A general overview of the archives and collections relating to the camps of Amersfoort, Vught, Westerbork, Ommen and Schoorl during the German occupation can be accessed at www.kamparchieven.nl. Apart from the NIOD finding aids for these camps, the relevant finding aids of nine other archive institutions can also be consulted through this website.
Material about the hostage camps in Haaren and Sint Michielsgestel can be found in NIOD collection 250j, ‘Gijzelaarskampen’ (‘Hostage camps’).
The NIOD also has material on the Jewish ‘homes’ De Schaffelaar and De Biezen in Barneveld, for instance in collection 250b, ‘Gevangenissen in Nederland’ (‘Prisons in the Netherlands’), numbers 64 to 82, and in collection 101b, ‘Afdeling Kabinet van de Secretaris-Generaal’ (‘Cabinet Department of the Secretary General’), numbers 151 to 501. See also the question: Does NIOD have information about the persecution of the Jews?
Prisons in the Netherlands
We also have material on a number of prisons in the Netherlands. The best known among them are the ‘Oranjehotel’ in Scheveningen and the prisons at Wolvenplein and Gansstraat in Utrecht. For an overview of our archival material on these detention centres, see the finding aids for collection 250b, ‘Prisons in the Netherlands’.
The archives of prisons and houses of detention are usually kept in the respective provincial archives. For the archives of prisons and houses of detention in Amsterdam, for example, you can contact the archives of the province of North Holland (het Noord-Hollands Archief), which is located in Haarlem. However, many of the prison archives from the German occupation were destroyed at the end of the war. The North-Holland Archives therefore only have files on Amsterdam prisons insofar as it concerns prisoners who were sentenced under Dutch criminal law.
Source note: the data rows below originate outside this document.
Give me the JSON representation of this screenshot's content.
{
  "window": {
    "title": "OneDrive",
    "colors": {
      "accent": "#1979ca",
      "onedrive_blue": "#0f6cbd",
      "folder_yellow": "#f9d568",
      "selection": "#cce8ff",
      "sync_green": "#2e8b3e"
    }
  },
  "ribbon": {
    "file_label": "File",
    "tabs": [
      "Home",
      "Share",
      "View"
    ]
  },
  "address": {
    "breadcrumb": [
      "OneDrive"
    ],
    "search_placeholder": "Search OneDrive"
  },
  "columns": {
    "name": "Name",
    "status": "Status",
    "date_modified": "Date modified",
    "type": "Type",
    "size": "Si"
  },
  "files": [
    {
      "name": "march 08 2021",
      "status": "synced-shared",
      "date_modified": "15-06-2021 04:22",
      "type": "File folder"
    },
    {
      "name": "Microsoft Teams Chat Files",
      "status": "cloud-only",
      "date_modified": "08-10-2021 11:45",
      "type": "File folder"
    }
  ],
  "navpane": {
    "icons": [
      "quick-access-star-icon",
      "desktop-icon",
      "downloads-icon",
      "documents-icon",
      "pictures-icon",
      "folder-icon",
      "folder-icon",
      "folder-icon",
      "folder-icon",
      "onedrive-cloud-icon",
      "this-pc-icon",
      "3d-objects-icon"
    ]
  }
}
Camps and prisons outside the Netherlands
NIOD also has material relating to concentration camps outside the Netherlands. Collection 250k (‘Concentratiekampen buiten Nederland’ (‘Concentration camps outside the Netherlands’)) contains a number of files on the camps of Auschwitz, Bergen-Belsen, Buchenwald, Dachau, Flossenburg, Groß-Rosen, Mauthausen, Mittelbau-Dora, Natzweiler, Neuengamme, Ravensbrück, Sachsenhausen, Sobibor, and Theresienstadt. Another relevant NIOD collection on camps and prisons outside the Netherlands is collection 250d, ‘Kampen en gevangenissen’ (‘Camps and prisons’). This collection contains thematically arranged material, including a large number of personal testimonies of former prisoners (particularly numbers 90 to 1219).
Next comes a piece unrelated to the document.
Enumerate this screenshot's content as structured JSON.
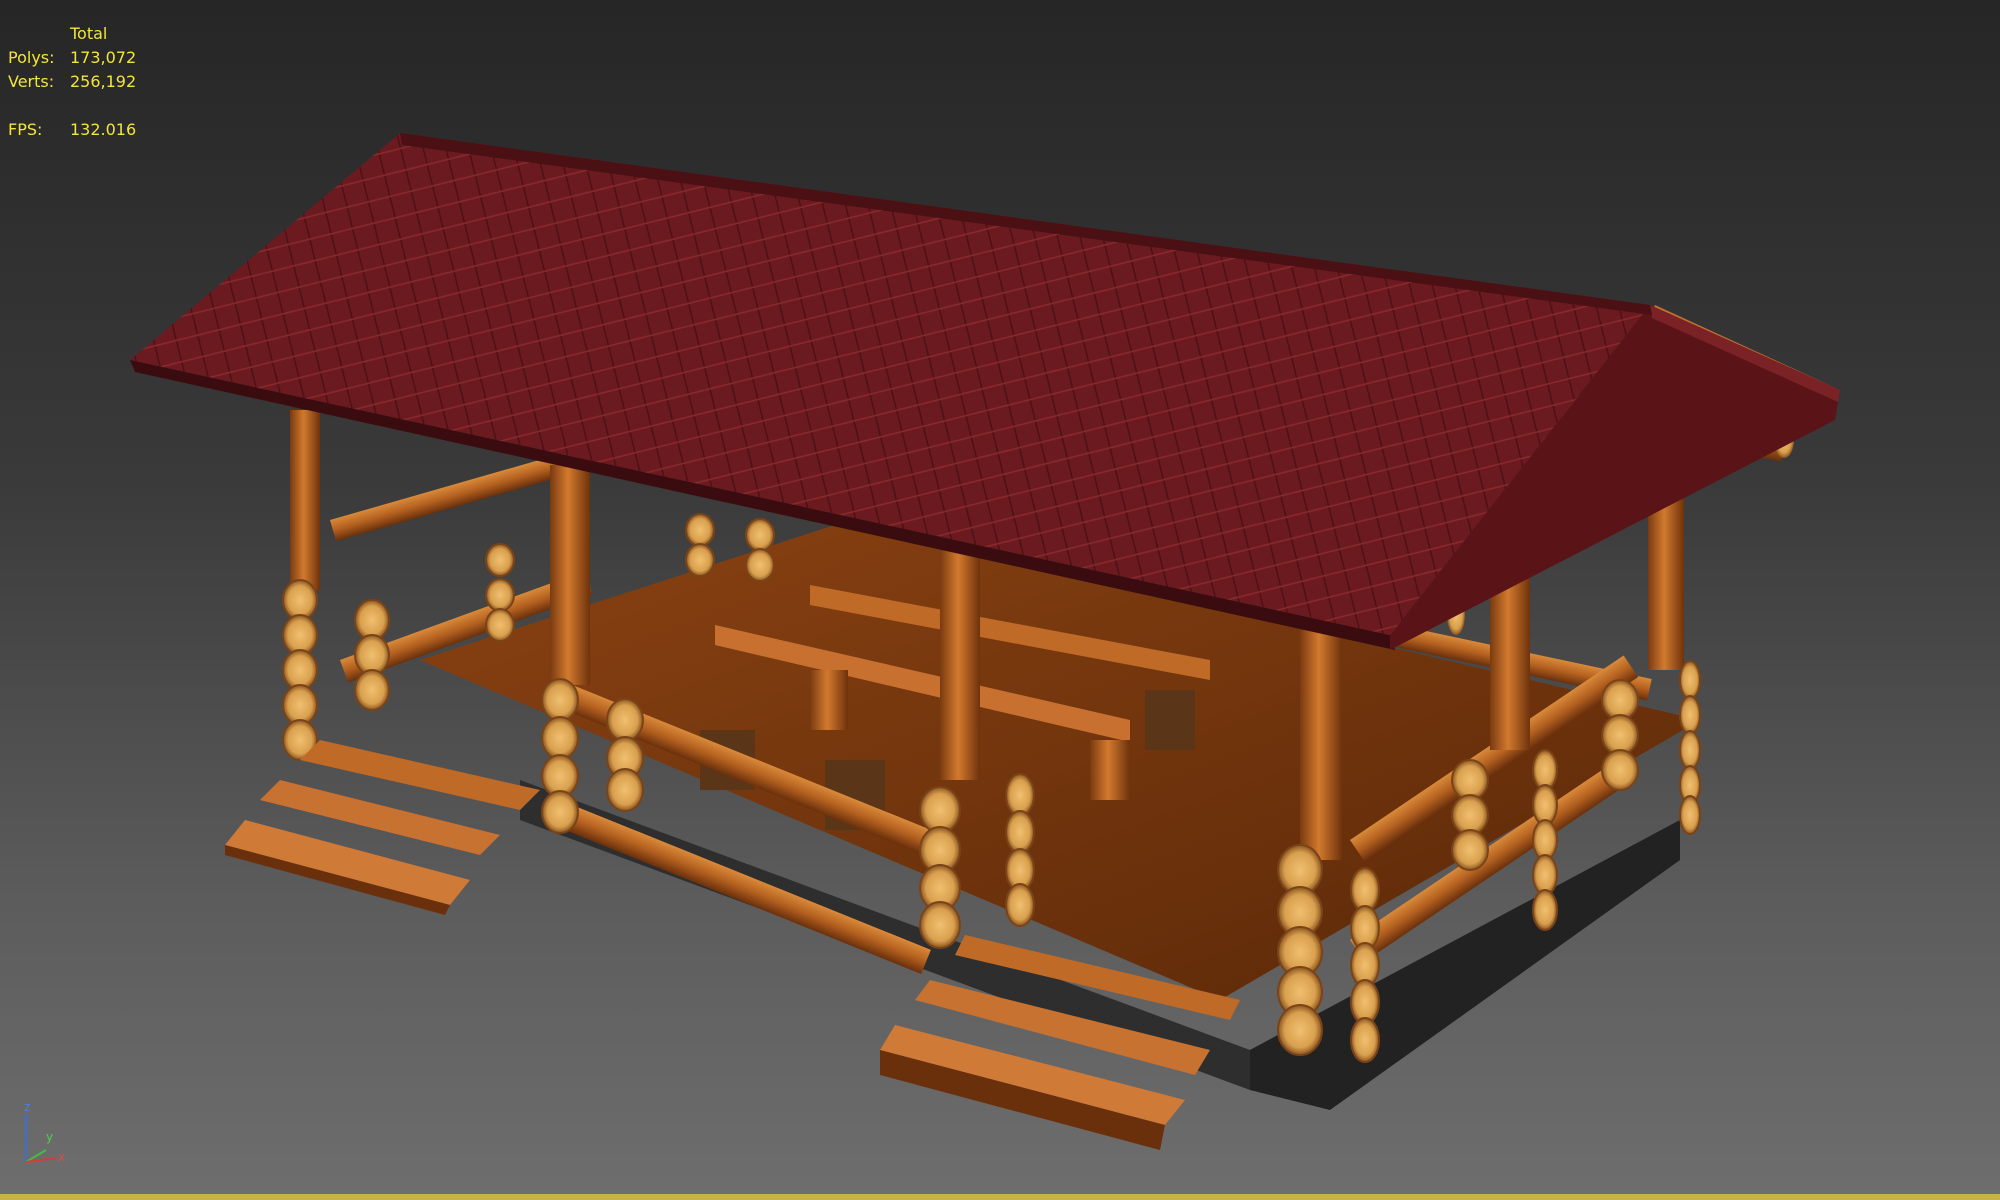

Jules Schelvis (1921-2016), a Holocaust survivor himself, donated his research material on the Sobibor extermination camp to NIOD: Collection 804, ‘Onderzoek - Vernietigingskamp Sobibor’ (‘Research - Sobibor extermination camp’). On the website sobiborinterviews.nl, you can watch interviews with former prisoners of camp Sobibor.
The research archive on Theresienstadt of Dr H.G. Adler (1910-1981) was donated to NIOD in 1990: collection 250n, Adler, dr. H.G.
The archive of the ‘Afwikkelingsbureau Concentratiekampen (ABC, Concentration Camp Settlement Bureau’), NIOD collection 250m, contains many applications for extra food vouchers, clothing vouchers, and other types of support for prisoners who returned from foreign camps and prisons (numbers 61-110). In these applications, the returnees usually gave a brief account of the camps and/or prisons they had been in. The ABC archives also contain material on the search for missing persons. There are also documents about the search for missing persons in NIOD collection 250d ‘Kampen en gevangenissen’ (‘Camps and prisons’).
Further information about the camps and prisons in the Netherlands can be found on the websites of Kamp Amersfoort, Kamp Vught, Kamp Westerbork Memorial Centre, Haaren memorial site, and the Oranjehotel Foundation. An informative website on the various Jewish work camps in the north and east of the Netherlands is www.joodsewerkkampen.nl. At www.oorlogslevens.nl, you can search for war resources from the Second World War about individuals.
On the Arolsen Archives website, you can search the digitised files of preserved German camp archives by name.